-- Data follows --

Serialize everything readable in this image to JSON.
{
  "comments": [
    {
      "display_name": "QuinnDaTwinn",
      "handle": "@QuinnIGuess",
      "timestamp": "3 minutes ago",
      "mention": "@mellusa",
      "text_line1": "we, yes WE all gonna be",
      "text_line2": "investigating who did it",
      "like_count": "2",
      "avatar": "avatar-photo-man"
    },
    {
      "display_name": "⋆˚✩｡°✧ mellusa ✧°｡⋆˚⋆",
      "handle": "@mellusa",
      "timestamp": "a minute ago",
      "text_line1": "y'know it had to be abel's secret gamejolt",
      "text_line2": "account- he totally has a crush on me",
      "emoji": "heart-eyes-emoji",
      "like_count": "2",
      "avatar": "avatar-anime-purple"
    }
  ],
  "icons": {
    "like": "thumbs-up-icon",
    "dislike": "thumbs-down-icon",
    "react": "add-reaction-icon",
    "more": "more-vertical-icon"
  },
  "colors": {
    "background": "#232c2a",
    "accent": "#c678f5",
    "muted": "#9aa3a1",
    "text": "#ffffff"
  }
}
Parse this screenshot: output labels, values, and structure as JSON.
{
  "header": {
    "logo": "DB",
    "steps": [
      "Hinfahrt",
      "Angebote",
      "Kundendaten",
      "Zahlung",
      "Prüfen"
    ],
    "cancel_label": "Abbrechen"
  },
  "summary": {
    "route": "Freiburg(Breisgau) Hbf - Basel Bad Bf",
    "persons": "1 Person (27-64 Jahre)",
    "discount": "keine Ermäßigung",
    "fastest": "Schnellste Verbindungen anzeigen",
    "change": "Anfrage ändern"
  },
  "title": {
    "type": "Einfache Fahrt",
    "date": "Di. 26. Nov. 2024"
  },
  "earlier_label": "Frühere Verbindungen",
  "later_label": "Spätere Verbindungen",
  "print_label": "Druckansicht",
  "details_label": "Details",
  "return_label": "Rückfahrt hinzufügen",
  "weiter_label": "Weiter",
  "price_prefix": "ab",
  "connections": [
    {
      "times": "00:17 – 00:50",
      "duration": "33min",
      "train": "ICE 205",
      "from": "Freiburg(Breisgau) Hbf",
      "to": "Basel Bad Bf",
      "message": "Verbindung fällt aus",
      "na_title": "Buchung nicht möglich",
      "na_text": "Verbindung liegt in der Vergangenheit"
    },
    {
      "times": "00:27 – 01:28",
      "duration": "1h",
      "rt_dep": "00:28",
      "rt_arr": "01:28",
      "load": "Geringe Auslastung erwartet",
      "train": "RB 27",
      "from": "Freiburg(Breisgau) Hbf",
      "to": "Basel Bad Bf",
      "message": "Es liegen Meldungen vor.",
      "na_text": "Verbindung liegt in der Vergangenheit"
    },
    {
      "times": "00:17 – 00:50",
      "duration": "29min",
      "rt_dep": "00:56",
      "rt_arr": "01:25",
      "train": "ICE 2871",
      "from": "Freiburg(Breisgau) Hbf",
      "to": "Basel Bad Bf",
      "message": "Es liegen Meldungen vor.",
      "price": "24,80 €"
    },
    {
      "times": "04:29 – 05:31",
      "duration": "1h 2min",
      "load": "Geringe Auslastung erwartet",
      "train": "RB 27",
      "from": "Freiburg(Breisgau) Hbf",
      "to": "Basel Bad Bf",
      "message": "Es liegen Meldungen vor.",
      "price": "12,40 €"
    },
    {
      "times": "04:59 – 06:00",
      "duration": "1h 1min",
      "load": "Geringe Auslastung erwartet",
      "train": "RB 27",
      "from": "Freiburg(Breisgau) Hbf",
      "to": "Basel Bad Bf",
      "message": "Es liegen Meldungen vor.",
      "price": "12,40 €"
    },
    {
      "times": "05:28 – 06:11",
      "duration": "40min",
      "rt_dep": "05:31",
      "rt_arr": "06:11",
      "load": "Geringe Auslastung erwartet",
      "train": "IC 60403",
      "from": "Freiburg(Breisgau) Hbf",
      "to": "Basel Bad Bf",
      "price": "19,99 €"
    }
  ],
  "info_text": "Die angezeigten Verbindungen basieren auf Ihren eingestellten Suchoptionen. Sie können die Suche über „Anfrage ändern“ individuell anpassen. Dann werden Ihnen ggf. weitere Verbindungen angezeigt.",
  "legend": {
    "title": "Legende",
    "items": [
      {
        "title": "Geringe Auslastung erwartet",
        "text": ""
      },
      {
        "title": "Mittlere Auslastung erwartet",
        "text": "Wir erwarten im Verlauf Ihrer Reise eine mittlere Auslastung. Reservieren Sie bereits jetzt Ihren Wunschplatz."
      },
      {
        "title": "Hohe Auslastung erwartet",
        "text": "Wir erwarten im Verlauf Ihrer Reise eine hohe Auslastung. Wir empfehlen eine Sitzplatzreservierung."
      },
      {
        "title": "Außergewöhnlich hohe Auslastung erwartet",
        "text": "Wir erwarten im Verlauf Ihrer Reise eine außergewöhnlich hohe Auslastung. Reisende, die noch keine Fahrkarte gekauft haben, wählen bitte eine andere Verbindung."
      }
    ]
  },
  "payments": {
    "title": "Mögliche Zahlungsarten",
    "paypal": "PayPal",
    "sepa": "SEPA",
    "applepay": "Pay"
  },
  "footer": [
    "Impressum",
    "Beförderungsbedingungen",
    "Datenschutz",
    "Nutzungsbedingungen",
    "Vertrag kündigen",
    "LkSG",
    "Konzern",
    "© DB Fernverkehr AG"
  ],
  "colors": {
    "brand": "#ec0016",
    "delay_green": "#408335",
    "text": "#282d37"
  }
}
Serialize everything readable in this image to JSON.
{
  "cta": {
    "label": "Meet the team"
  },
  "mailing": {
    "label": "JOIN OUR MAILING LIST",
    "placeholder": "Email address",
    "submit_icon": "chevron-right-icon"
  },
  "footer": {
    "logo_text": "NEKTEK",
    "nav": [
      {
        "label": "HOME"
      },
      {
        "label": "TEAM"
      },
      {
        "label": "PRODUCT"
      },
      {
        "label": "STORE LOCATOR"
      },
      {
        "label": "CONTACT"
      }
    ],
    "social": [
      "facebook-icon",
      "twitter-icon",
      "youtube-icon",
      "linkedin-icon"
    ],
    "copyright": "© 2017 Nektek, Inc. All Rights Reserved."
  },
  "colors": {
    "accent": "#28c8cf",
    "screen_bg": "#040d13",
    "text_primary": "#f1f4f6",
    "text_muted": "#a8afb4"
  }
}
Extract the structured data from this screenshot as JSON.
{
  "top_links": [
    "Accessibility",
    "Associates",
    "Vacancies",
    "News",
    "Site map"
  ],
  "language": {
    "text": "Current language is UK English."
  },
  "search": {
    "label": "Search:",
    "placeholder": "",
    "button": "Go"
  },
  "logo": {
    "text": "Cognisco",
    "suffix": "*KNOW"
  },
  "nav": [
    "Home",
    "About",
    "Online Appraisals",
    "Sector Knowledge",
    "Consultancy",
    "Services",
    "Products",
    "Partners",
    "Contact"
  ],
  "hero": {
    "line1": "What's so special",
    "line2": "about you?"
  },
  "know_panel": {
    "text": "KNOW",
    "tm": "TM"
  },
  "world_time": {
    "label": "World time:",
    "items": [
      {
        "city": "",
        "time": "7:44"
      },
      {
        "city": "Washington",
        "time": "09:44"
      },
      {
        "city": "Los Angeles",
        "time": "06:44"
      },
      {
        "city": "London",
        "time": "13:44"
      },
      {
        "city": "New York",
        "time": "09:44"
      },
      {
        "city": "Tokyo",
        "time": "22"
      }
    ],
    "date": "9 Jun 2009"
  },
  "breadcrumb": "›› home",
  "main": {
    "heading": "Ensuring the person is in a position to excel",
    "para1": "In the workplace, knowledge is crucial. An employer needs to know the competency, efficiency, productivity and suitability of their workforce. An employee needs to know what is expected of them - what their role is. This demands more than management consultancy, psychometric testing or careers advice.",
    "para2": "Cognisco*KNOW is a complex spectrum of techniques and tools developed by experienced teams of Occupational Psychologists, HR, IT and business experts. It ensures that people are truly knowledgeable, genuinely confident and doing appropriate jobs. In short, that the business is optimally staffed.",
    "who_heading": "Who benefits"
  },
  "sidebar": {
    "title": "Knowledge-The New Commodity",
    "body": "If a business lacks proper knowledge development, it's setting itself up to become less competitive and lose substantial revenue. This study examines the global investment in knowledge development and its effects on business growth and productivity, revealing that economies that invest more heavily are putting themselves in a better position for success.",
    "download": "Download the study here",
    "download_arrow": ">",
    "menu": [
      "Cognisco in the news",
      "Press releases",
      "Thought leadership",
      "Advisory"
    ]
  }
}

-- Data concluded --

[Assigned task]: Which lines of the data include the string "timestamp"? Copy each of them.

[Answer to this problem]:
      "timestamp": "3 minutes ago",
      "timestamp": "a minute ago",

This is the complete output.